The relationship comes first. The ability to give and receive upward feedback is dependent on the relationship and level of trust between you and your boss. Before giving feedback, you need to gauge whether your boss will be open to what you have to say. If you know that your boss is unreceptive to feedback, is likely to react negatively, or if you have a rocky relationship, it’s better not to say anything. However, if your boss is open-minded and you have a good relationship, you owe them the straight talk. As with any feedback, your intentions must be good and your desire to help your boss is paramount.
Ask first. If you’re unsure if your boss is open to candid feedback, ask them. Feedback can result in learning, and everyone should be open to learning, no matter his or her position. Hopefully your boss will say yes, and that will make giving the feedback a little easier. If you get the feeling your manager isn’t wild about receiving upward feedback, look for anonymous ways to share your thoughts, such as a 360-feedback process.

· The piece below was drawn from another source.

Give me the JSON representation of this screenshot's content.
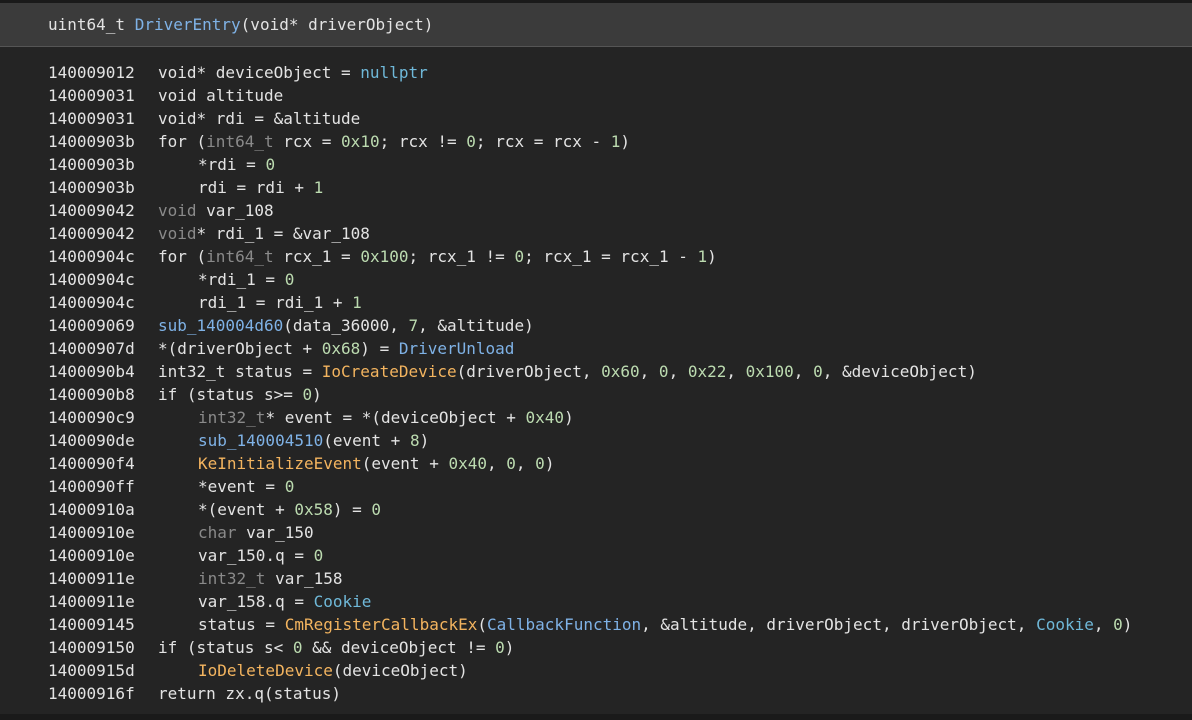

Make your feedback timely. Ideally, you want to give feedback as soon as you can and in an appropriate setting after something has happened. After that, details can get fuzzy. If you can’t get together to talk soon after the situation, write down what happened - in detail - so that when you are able to meet, you can quickly recall events accurately.
Be specific. For feedback to be effective and have an impact, make sure it’s specific. For example, “When you brief me on a project, it would be more helpful to give me the goals and desired outcomes instead of a list of tasks you want me to complete. I can figure those things out on my own,” is better than saying, “I don’t like how you give project briefs.” The second isn’t actionable and doesn’t give your manager insight on how to change or improve.
Choose your delivery method carefully. Although email or instant messenger is tempting, it’s best to talk face to face when giving feedback. It might be awkward and more difficult than just typing up your suggestions and hitting send, but having a real conversation will ensure the message you want to deliver is the one received. Body language often says more than spoken words; if you go into the meeting with a smile and relaxed manner, you can start things off with the right tone. And if you see your manager getting tense, you can adjust your tone and clarify your words so that the conversation stays meaningful.
When your boss bites back. No matter how thoughtfully you’ve prepared and delivered your feedback, your boss may get upset or be defensive about the feedback you’ve given. If you were asked for the feedback, you should hold your ground and explain that you were doing what was asked of you. Sometimes reframing the feedback can help. Often feedback is more easily received if you frame it in terms of what your boss cares about.
When in doubt, hold your tongue. If you’re not sure if your boss wants to hear feedback or if the subject of the feedback is a sensitive one, it’s almost always better to not speak up. There is no reason to risk your working relationship or your job, unless you feel your boss’s behaviour is putting the organisation or your unit in jeopardy. Instead, look for opportunities to give anonymous feedback, such as a 360-degree feedback process.